### TASK DESCRIPTION
Say how many lines of these entries include the word "Finish", and answer with the number alone.

▼

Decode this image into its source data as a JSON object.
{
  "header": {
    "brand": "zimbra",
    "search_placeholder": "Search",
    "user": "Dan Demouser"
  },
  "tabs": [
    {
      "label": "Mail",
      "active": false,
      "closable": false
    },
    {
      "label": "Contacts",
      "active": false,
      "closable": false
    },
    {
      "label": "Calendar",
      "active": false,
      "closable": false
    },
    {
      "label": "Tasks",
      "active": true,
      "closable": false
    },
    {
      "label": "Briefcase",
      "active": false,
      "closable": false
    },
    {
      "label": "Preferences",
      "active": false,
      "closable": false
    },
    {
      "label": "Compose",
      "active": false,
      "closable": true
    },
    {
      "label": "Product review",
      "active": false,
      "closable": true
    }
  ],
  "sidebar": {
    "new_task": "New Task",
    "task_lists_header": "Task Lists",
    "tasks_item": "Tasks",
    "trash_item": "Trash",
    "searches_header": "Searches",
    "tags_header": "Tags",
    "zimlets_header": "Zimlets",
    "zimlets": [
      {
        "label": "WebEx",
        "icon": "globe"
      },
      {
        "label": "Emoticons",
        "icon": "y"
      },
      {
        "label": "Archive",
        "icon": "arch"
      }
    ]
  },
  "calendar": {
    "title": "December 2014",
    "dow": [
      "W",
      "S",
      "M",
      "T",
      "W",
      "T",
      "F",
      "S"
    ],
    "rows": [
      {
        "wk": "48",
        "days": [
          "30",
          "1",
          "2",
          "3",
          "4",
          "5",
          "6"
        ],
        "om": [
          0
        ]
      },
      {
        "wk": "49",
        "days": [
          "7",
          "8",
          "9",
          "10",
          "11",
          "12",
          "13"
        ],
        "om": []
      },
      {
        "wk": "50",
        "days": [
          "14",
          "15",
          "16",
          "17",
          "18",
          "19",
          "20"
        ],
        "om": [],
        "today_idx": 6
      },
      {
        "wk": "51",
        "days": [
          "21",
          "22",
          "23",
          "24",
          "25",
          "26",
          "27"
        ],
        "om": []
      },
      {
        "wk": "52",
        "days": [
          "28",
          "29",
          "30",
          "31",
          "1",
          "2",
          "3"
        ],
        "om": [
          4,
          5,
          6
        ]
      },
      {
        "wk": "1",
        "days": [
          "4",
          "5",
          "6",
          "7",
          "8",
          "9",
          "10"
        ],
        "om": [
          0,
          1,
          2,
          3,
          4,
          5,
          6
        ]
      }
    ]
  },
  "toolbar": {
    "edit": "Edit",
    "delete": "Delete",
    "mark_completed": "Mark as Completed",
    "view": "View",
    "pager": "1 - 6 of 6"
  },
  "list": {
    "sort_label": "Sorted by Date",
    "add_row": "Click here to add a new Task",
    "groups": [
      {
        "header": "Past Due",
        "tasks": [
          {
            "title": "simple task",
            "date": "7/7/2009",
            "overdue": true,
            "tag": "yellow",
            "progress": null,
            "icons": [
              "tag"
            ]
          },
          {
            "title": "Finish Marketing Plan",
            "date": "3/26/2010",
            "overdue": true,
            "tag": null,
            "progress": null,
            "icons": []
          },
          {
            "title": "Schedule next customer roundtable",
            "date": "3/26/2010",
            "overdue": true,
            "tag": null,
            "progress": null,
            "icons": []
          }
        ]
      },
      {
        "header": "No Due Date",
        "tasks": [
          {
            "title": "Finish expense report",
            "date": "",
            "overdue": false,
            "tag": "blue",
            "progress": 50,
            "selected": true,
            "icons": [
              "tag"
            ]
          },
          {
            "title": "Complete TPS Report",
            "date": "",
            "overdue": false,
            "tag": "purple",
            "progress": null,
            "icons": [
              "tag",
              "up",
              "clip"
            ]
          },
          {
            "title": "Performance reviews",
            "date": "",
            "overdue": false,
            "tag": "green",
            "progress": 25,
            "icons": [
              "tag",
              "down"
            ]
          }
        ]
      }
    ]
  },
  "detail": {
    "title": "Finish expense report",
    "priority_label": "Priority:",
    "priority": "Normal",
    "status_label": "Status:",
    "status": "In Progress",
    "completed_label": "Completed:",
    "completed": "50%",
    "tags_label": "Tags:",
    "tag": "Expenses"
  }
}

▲

### OUTPUT OF THE EXERCISE
3